RECORDS SHOWN Start Marker

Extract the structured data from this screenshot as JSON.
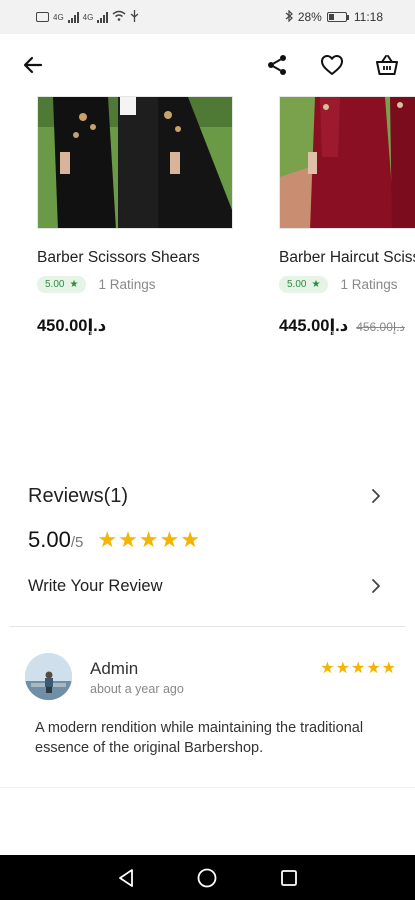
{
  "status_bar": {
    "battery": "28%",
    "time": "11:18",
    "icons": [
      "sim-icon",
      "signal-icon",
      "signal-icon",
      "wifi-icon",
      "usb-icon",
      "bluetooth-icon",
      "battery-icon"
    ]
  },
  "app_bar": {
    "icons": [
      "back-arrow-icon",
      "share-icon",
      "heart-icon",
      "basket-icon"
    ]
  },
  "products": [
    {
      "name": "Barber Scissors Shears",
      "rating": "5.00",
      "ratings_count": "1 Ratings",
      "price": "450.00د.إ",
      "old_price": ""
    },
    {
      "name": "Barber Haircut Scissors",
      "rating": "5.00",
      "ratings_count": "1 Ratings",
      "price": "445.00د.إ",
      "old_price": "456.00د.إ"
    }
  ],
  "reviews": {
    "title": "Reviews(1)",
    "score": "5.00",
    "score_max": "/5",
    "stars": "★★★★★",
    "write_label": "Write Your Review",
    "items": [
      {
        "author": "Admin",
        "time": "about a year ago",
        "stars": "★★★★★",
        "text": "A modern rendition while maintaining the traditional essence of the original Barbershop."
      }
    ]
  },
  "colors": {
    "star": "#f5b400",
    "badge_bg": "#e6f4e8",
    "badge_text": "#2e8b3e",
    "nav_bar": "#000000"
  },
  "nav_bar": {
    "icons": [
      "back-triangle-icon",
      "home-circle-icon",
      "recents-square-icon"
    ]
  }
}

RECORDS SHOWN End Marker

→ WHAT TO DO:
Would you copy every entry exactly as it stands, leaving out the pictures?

→ YOUR RESPONSE:
Extract the structured data from this screenshot as JSON.
{
  "status_bar": {
    "battery": "28%",
    "time": "11:18",
    "icons": [
      "sim-icon",
      "signal-icon",
      "signal-icon",
      "wifi-icon",
      "usb-icon",
      "bluetooth-icon",
      "battery-icon"
    ]
  },
  "app_bar": {
    "icons": [
      "back-arrow-icon",
      "share-icon",
      "heart-icon",
      "basket-icon"
    ]
  },
  "products": [
    {
      "name": "Barber Scissors Shears",
      "rating": "5.00",
      "ratings_count": "1 Ratings",
      "price": "450.00د.إ",
      "old_price": ""
    },
    {
      "name": "Barber Haircut Scissors",
      "rating": "5.00",
      "ratings_count": "1 Ratings",
      "price": "445.00د.إ",
      "old_price": "456.00د.إ"
    }
  ],
  "reviews": {
    "title": "Reviews(1)",
    "score": "5.00",
    "score_max": "/5",
    "stars": "★★★★★",
    "write_label": "Write Your Review",
    "items": [
      {
        "author": "Admin",
        "time": "about a year ago",
        "stars": "★★★★★",
        "text": "A modern rendition while maintaining the traditional essence of the original Barbershop."
      }
    ]
  },
  "colors": {
    "star": "#f5b400",
    "badge_bg": "#e6f4e8",
    "badge_text": "#2e8b3e",
    "nav_bar": "#000000"
  },
  "nav_bar": {
    "icons": [
      "back-triangle-icon",
      "home-circle-icon",
      "recents-square-icon"
    ]
  }
}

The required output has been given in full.